Turning scrap metal into AM powder
The aim of the Californian start-up Molyworks is to establish a sustainable means of recycling scrap metal (swarf or used powder and components, for example) back into the production process in order to manufacture more metal powder for 3D printing. To that end, its founders developed the Greyhound system in a garage back in 2015. It now consists of a mobile melting furnace and an innovative powder atomization system. Molyworks’ young team has conducted trials with 21 different metals, including titanium, steel, nickel, aluminum, and copper. One of the main reasons why the company won the inaugural AM Ventures Impact Award has to do with Greyhound’s potential to save a great deal of resources. According to Molyworks, metal production accounts for seven percent of the entire world’s energy consumption.
Nemat X is a Swiss start-up that was founded as a spin-off of ETH Zurich in 2020. With its “Nematic 3D Printing” technology, it plans to usher in the next generation of 3D printing with high-performance polymers and significantly surpass the current benchmarks in corresponding end-use components. Nemat X’s target industries include aerospace, medicine, electronics, and industrial applications in which parts are exposed to harsh environmental conditions.
Automated design software

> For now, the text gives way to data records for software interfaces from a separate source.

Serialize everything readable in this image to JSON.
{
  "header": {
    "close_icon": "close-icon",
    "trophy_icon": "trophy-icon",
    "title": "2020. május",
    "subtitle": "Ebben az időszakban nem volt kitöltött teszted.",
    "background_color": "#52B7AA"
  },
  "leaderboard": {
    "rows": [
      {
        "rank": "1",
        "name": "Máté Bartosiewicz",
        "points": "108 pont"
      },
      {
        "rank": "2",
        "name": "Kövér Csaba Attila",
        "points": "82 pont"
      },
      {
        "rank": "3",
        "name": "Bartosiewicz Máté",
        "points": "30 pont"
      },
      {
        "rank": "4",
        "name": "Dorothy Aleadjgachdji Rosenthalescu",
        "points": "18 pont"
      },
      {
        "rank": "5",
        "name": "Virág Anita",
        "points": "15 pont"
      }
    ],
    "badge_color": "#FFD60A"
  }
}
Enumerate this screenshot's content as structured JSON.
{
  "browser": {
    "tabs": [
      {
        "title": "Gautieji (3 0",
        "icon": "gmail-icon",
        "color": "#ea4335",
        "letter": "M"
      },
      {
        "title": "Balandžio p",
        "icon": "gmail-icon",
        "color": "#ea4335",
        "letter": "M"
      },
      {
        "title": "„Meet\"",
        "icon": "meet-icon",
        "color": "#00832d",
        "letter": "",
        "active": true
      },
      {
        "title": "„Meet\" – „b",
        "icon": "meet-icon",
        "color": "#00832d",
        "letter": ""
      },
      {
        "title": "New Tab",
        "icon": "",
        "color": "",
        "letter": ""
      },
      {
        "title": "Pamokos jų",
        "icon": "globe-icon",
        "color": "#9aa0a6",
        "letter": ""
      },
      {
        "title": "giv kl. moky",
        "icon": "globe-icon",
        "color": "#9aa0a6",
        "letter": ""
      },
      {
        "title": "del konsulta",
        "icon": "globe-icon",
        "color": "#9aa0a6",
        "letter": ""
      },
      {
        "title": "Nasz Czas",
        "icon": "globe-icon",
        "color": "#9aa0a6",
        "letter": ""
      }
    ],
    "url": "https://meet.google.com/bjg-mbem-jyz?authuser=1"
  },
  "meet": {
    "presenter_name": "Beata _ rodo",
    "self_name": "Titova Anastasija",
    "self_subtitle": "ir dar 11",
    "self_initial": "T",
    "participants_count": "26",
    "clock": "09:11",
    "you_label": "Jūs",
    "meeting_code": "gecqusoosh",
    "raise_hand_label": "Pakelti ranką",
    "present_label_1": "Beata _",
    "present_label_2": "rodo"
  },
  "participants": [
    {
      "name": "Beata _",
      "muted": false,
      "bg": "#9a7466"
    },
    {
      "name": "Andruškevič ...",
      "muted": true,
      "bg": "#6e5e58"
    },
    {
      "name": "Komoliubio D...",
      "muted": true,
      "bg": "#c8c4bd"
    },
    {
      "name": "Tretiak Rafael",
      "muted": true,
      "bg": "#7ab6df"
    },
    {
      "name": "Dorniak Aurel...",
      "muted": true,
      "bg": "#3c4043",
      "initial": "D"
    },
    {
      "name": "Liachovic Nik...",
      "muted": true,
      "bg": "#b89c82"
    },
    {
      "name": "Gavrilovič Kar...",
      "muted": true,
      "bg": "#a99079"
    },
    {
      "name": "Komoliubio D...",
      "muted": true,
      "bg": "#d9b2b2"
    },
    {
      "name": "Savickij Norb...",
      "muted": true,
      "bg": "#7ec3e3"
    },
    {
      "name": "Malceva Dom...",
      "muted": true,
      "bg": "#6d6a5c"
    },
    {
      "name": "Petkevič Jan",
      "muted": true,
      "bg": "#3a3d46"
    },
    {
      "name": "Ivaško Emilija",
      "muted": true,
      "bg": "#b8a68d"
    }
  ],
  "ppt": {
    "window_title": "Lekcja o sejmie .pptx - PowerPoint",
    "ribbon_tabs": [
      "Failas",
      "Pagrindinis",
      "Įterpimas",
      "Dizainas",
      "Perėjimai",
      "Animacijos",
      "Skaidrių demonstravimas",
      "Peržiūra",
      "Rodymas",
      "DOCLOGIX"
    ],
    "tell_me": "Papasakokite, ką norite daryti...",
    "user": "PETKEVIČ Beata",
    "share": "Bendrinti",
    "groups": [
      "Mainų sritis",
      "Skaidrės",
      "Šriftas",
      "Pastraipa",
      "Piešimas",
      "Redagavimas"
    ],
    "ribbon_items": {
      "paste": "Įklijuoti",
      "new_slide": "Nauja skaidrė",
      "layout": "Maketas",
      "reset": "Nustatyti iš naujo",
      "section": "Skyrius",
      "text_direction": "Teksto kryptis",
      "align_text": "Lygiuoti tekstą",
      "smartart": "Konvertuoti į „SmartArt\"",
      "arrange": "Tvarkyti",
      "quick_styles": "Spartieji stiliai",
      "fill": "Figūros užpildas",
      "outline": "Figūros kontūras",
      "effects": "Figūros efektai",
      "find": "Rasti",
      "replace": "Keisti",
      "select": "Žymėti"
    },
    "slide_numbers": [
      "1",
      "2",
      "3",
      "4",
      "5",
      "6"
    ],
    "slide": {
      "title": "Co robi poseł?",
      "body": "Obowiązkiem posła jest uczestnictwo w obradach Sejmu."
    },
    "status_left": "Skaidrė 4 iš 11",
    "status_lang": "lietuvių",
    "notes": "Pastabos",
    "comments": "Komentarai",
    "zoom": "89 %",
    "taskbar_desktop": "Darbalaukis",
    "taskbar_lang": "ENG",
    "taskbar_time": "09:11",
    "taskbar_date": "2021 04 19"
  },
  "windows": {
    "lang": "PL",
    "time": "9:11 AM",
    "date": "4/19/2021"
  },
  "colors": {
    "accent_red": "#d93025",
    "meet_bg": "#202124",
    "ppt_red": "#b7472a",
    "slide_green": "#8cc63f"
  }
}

The British start-up Toffee AM has come up with automated design software that requires nothing more than a design space, fluid/material conditions, and the type of performance that needs to be optimized in the component in question. The company, which was founded as a spin-off of Imperial College London, now licenses the software (known as Toffee) to its customers. Toffee is capable of optimizing both individual parts and entire systems — by reducing the overall number of parts required, for instance. It is already being used in Formula 1 and in the aviation and oil and gas industries.